What is expected - Your answer should consist of the lines in the data below that contain "description".

Information supplied -
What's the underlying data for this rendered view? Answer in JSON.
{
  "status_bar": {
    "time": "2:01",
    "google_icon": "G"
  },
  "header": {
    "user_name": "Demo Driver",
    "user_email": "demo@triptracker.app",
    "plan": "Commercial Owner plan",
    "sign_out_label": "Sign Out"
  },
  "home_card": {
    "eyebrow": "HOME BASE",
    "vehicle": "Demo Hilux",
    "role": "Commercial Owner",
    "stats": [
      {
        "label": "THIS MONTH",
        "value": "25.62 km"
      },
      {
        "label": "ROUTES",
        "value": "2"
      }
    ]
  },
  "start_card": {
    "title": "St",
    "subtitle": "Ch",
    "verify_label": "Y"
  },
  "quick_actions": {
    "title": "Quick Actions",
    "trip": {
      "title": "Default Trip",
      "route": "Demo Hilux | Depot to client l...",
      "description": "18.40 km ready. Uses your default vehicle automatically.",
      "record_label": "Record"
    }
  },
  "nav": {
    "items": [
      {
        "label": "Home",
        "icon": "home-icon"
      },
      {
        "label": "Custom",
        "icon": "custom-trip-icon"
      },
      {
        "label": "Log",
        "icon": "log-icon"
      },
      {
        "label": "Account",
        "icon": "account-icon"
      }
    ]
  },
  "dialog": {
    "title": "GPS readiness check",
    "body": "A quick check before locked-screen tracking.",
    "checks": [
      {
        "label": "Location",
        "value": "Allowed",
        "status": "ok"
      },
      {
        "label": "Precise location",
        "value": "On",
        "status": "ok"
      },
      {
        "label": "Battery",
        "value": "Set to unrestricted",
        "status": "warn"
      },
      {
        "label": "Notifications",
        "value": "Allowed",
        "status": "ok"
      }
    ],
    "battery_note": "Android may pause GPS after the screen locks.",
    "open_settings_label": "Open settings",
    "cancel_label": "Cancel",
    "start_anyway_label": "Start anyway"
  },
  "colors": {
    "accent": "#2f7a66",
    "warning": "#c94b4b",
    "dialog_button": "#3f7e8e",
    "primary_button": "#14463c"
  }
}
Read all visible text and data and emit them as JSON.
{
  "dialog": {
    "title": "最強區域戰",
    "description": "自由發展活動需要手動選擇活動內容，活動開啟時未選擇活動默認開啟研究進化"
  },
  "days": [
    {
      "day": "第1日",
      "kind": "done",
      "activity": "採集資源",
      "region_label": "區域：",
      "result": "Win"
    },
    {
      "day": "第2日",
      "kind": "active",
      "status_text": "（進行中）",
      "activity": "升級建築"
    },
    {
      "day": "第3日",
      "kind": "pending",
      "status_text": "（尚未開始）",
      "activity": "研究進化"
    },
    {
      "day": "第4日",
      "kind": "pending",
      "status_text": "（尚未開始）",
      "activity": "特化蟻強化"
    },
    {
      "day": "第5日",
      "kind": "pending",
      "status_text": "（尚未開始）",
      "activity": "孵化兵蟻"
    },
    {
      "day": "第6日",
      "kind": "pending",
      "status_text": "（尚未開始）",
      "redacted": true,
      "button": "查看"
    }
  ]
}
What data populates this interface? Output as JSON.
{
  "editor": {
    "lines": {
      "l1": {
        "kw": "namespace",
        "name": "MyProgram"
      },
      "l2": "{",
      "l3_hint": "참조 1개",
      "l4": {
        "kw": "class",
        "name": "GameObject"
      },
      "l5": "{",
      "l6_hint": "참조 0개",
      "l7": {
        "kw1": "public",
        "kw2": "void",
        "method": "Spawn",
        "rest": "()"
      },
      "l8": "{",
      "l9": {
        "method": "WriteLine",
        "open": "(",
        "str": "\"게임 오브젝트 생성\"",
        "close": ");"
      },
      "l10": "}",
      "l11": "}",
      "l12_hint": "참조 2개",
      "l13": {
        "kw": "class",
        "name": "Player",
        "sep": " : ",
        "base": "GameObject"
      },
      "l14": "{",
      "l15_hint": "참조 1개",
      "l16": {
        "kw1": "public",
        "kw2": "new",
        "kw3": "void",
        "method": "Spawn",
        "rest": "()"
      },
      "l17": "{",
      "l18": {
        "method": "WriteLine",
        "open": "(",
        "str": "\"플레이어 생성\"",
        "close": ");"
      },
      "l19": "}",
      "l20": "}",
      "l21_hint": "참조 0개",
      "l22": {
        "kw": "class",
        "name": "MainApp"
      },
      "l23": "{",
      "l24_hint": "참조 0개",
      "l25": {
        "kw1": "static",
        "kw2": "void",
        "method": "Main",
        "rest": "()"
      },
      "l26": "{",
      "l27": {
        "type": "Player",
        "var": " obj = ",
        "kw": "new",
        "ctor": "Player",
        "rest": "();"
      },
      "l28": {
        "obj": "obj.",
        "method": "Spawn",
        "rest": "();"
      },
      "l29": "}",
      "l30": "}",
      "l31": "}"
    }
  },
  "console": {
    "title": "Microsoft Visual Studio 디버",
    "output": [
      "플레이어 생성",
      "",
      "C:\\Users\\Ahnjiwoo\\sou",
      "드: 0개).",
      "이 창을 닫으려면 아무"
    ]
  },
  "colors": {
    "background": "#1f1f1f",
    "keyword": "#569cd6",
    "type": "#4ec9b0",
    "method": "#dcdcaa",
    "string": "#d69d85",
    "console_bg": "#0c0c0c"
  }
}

Solved exercise -
      "description": "18.40 km ready. Uses your default vehicle automatically.",
    "description": "自由發展活動需要手動選擇活動內容，活動開啟時未選擇活動默認開啟研究進化"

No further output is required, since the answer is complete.